If an employee is employed "at-will," the employer may fire them at any time, for any cause, or for no reason at all. When an employee is hired "for cause" rather than "at will," the employer must have a reasonable reason to fire them. If an employee fails to fulfill the job's duties, there is good cause in California.


Unlawful termination Isn't Justified by "At-Will" Employment.


Employers cannot discriminate against an "at-will" employee who asserts their civil rights by breaking anti-discrimination laws. Employees who are dismissed for exercising their legal rights, unfair motives, or in breach of an employment contract may have a claim for wrongful termination.


There are clearly specified cases where an employer might have unlawfully terminated jobs under the California Fair Employment and Housing Act.


Termination for any of the following reasons would be considered illegal:

  • Discrimination based on age

  • Discrimination based on a criminal conviction

  • Discrimination based on disability

  • Discrimination based on ethnicity

  • Discrimination based on family responsibility

  • Discrimination based on gender or sexuality

  • A workplace that is hostile

  • Discrimination based on a medical condition

  • Discrimination based on military status

  • Discrimination based on national origin

  • Discrimination against pregnant women

  • Discrimination based on race

  • Discrimination based on religion

  • Discrimination based on gender stereotypes

  • Harassment of women

  • Discrimination based on sexual orientation

  • Discrimination against transgender people

  • Political party membership

  • Discretionary dismissal – hostile work atmosphere

  • Retaliation for concerns on occupational health and safety

  • Retaliation against anyone who complains about unpaid salaries or overtime.

  • Retaliation for filing a complaint about a breach of the Labor Code, such as the failure to offer meal or rest breaks.

  • Healthcare staff is being retaliated against for reporting patient safety issues.

  • Retaliation from reporting an OSHA violation.

  • Termination for any of the reasons mentioned above will be deemed illegal.

  • Contractual Obligations

Despite the fact that most employment agreements are assumed to be "at-will," certain employment conditions are specifically specified in a contract.
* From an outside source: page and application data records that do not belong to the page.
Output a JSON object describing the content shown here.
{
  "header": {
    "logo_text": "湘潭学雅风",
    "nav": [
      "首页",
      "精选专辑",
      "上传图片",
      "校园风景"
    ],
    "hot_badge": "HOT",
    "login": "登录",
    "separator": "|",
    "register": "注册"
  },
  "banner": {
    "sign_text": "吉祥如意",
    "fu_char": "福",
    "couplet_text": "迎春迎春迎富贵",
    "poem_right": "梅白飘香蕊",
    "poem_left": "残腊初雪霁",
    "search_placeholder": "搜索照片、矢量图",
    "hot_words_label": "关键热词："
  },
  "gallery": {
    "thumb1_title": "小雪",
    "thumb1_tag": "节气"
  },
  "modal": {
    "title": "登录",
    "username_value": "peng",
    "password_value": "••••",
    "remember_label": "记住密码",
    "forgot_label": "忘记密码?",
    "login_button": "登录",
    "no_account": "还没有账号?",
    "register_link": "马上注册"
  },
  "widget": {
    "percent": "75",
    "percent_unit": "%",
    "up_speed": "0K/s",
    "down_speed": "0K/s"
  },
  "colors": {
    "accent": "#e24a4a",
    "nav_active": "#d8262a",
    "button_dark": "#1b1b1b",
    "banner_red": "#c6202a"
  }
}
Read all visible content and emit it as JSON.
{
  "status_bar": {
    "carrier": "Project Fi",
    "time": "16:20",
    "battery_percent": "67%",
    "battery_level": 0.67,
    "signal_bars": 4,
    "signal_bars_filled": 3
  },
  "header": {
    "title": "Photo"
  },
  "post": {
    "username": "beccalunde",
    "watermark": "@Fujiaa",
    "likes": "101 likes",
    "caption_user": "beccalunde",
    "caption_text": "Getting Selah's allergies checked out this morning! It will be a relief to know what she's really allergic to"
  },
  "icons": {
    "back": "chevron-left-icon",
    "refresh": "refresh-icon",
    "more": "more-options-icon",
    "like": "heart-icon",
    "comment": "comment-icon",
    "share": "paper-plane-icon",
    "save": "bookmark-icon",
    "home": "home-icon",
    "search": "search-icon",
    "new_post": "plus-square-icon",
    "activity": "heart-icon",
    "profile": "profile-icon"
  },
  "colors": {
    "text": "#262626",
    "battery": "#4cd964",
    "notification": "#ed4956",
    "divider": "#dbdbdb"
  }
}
The contract will detail the terms of employment, including the length of employment and the right to be terminated "without cause."